No salary cap here. After all, the man brings in enough money each year so that the academic programs receives approximately an additional four million dollars a year. Doesn’t 40 million sound so much better than the four million a year it actually represents? Who can argue with paying the man four million when he brings in that much extra for the university? They should be grateful he isn’t demanding an even bigger share of the “profit.”
But back to my point-justifying your salary by the amount of money you bring in and the salary cap issue. See, money sport athletes are essentially playing under a salary cap. No matter how much people pay to see them play, they’re never going to get a raise.
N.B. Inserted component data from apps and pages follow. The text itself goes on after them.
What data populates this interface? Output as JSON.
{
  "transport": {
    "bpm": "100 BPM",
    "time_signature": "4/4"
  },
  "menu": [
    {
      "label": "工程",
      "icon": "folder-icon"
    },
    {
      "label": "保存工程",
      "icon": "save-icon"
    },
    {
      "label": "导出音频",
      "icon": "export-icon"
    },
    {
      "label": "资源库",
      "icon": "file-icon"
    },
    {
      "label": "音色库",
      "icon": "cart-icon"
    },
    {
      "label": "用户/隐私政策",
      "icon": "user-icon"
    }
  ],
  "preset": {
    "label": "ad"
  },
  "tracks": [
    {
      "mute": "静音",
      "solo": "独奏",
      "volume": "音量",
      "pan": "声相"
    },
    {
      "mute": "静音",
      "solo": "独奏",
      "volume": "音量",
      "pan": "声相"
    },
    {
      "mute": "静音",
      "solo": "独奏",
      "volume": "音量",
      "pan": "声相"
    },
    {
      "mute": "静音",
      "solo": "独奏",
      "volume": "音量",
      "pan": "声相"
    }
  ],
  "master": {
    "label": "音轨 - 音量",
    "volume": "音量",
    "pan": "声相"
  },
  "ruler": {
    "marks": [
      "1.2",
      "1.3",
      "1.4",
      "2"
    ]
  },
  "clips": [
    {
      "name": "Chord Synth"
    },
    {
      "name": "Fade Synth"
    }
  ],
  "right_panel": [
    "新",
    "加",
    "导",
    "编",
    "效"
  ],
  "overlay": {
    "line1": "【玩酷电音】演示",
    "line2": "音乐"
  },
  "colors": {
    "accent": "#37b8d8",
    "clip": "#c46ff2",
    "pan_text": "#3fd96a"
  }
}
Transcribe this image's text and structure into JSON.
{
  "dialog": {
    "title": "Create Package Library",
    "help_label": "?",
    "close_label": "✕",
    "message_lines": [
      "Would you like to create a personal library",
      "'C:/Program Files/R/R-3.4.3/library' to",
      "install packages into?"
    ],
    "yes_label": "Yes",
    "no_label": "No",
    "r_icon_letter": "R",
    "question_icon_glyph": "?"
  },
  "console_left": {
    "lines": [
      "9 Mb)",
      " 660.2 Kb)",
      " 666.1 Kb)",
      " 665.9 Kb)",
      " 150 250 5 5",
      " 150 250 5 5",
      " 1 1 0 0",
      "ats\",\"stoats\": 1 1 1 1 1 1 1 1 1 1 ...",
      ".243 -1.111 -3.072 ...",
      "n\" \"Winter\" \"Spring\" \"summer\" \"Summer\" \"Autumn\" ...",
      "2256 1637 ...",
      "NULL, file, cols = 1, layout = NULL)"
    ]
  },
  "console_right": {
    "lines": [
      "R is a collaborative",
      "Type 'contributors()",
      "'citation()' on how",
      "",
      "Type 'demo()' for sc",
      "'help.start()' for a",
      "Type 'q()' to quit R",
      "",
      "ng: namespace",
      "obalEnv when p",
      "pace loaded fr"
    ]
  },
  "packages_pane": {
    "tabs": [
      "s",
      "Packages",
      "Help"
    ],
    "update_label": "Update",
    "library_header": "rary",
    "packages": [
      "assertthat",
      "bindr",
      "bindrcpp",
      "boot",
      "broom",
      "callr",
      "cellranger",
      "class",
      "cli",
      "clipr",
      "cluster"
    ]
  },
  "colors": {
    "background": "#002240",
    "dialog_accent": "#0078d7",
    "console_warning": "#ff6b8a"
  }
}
Yet I know when I watch the Texas-OU game, it isn’t because of the coaches or the stadium. I want to see the UT football team crush OU, preferably without any concussions but that’s another issue. So why don’t the players get their share?
Now I will grant you that the coach has a lot to do with the team winning or losing. And if the team is losing, unlike professors with failing students, he will be fired. But players also get cut if they don’t perform. And let’s face it, the coach isn’t working with just a random number of students selected from the general student population, these players were recruited so that the team can win.
Winning brings in dollars which is why Stoops believes that he’s worth the money the state school pays him. So, of course, you would naturally expect him to support paying the athletes who are so critical to his success, right?
Wrong. From Bob Stoops himself,
“I tell my guys all the time,” Stoops says, “you’re not the first one to spend a hungry Sunday without any money.”
Since he had to suffer to get his multi-million dollar contract, so can his players. Besides, they’re getting scholarships aren’t they? He probably thinks, they should be grateful that the amount doesn’t go down when the team losses. Actually, poor performing players are probably just cut from the team and I suspect they lose their scholarships when that happens.
Ultimately, these scholarships are just the NCAA version of salary caps. He’s fine with the free market allowing him to make millions but wants to exclude the players from the marketplace that allow him to make that money. Simply put, Stoops has made it to the top of the company town and sees no reason for change.